In Proceedings of the In International Conference on Software Engineering, page pp 514, 2001. [4] Darimont, R. and van Lamsweerde, A. Formal

refinement patterns for goal-driven requirements elaboration.In the proceedings of the Foundations of Software Engineering, pages pp 179, 190, 1996. [5] E. Baniassad, G. M. and Schwanninger, C. Design pattern rationale graphs: Linking design to source.

In Proceedings of the International Conference on Software Engineering, pages pp 352, 362, 2003. [6] Elisa Baniassad, S. C. Theme: An approach for

aspect-oriented analysis and design. In proceed-ings of International Conference of Software En-gineering (ICSE), 2004.

[7] Finkelstein, A. The viewpoints faq.BCS/IEE Soft-ware Engineering Journal, page pp 11(1), 1996. [8] Grundy, J. Aspect-oriented requirements

engi-neering for component based software systems.

In 4th IEEE International Symposium on Require-ments Engineering, pages pp 84, 91.

[9] J. Castro, M. K. and Mylopoulos, J. Towards requirements-driven information systems engi-neering: The tropos project. 2002.

[10] Katera, M. and Katz, S. Architectural views of aspects. In Proceedings of the International Con-ference on Aspect oriented Software Development, pages pp 1, 10, 2003.

[11] Kreyszig, E. Advanced engineering mathematics.

9th-Edition,Ohio State University, pages ISBN: 978–0–471–48885–9, 2006.

[12] S Clarke, E. B. Aspect-oriented analysis and de-sign: The theme approach.
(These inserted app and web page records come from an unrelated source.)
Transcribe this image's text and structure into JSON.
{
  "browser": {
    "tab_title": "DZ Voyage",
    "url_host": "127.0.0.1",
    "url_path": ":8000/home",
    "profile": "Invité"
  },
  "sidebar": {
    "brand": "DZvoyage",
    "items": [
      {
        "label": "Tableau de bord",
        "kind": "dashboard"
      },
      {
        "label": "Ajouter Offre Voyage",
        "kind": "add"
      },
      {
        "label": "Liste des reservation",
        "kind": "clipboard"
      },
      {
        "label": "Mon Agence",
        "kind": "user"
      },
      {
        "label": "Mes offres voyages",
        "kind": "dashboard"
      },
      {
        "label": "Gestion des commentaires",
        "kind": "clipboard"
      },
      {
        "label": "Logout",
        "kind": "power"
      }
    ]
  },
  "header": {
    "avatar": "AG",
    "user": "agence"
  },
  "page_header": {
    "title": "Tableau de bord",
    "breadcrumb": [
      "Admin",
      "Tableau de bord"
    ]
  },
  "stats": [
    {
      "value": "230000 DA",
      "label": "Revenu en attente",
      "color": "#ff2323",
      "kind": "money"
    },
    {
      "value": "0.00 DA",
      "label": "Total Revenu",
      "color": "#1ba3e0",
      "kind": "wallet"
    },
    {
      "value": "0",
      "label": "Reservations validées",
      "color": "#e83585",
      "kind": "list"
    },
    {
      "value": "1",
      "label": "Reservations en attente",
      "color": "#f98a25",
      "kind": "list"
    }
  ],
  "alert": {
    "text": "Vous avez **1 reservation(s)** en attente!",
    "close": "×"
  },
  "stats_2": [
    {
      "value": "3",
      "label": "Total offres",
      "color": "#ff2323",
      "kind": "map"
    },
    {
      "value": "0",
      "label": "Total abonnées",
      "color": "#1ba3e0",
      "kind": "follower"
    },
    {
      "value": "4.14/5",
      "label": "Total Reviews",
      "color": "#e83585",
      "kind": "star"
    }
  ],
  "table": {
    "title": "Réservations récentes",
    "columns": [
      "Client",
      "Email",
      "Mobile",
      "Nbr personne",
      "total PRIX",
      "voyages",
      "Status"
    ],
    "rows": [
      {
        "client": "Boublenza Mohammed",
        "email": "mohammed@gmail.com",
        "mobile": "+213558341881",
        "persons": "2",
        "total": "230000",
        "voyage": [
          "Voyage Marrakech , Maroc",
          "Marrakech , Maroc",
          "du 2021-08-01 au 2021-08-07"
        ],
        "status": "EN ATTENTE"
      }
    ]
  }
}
Publisher: Addison Wesley Professional, pages ISBN: 0–321–24674– 8, March 23, 2005.


[14] Sutton, S. and Rouvellou, I. Modeling of software concerns in cosmos. In Proceedings of the Inter-national Conference on Aspect-oriented Software Development, pages pages 127, 133, 2002. [15] Tarr, H. O. W. H., Peri and Sutton, S. M. N

degrees of separation: Multi-dimensional separa-tion of concerns. In the proceedings of the In-ternational Conference on Software Engineering (ICSE), 1999.

[16] Wang, X. and Lesperance, Y. Agent-oriented re-quirements engineering using congolog and i*.



Table 2.

LIST OF ENTITIES. View in document p.5

Table 1.

LIST OF THEMES. View in document p.5
Figure 1: Aspectual Requirements Analysis

Figure 1.

Aspectual Requirements Analysis. View in document p.7